# DATA TO PROCESS:
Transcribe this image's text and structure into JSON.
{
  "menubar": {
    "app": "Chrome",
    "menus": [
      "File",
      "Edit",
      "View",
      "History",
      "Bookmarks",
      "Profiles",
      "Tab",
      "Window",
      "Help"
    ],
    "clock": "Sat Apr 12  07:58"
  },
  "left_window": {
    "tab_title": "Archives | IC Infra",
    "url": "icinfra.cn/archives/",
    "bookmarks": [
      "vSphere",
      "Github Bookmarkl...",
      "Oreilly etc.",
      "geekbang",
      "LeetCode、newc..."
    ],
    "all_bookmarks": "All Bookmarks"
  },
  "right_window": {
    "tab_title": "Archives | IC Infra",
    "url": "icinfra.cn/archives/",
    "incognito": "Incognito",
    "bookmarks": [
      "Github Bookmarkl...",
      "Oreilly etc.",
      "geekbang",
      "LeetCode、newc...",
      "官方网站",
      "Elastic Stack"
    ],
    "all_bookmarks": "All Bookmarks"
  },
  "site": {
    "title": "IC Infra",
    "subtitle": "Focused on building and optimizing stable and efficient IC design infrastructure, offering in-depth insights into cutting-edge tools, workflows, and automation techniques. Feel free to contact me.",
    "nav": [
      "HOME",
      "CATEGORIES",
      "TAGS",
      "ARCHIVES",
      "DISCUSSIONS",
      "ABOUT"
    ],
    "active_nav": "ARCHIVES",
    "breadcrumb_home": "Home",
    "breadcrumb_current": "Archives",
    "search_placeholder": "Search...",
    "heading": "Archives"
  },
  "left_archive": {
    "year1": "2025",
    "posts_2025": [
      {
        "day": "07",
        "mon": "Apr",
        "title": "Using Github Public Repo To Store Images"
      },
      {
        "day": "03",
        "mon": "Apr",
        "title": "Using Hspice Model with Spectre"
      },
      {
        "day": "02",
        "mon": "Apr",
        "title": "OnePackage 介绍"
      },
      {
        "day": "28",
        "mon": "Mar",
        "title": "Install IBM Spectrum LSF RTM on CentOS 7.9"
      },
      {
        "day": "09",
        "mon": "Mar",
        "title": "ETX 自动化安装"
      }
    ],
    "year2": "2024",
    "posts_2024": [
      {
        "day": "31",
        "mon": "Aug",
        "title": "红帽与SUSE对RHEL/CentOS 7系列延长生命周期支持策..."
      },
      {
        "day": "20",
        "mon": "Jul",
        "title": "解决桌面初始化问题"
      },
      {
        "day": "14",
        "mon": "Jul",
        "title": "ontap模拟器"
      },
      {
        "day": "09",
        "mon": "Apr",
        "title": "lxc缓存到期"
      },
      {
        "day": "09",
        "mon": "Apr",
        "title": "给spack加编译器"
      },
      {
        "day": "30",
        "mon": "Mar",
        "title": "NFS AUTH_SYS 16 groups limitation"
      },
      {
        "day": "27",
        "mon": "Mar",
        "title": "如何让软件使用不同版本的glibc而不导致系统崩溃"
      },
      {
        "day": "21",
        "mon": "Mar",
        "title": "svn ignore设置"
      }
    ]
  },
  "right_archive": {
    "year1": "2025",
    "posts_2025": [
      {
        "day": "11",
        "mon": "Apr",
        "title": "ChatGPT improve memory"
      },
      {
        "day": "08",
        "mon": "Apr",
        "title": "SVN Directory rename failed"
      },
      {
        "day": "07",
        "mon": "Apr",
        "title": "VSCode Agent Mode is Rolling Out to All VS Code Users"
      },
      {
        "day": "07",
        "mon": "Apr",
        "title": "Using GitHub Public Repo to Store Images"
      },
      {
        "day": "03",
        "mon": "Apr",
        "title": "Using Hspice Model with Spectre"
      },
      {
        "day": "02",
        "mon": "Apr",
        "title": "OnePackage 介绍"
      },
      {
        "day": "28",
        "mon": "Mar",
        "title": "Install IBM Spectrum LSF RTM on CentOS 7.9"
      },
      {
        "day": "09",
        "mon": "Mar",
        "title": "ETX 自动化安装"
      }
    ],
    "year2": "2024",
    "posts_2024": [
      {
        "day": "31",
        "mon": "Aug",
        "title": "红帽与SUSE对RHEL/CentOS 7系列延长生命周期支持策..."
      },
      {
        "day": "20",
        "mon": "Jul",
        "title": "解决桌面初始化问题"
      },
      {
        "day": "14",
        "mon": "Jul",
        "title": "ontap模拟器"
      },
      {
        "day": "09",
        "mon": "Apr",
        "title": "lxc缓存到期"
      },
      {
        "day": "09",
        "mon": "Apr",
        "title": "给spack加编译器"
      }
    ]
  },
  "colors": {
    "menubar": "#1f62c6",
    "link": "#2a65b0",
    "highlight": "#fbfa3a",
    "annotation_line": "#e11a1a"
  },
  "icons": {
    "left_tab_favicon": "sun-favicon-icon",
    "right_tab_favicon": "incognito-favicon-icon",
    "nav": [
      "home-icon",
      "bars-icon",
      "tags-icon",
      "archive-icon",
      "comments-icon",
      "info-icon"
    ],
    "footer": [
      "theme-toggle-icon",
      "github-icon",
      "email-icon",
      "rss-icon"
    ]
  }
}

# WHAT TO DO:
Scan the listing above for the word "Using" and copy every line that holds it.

# ANSWER FOR THIS EXERCISE:
        "title": "Using Github Public Repo To Store Images"
        "title": "Using Hspice Model with Spectre"
        "title": "Using GitHub Public Repo to Store Images"
        "title": "Using Hspice Model with Spectre"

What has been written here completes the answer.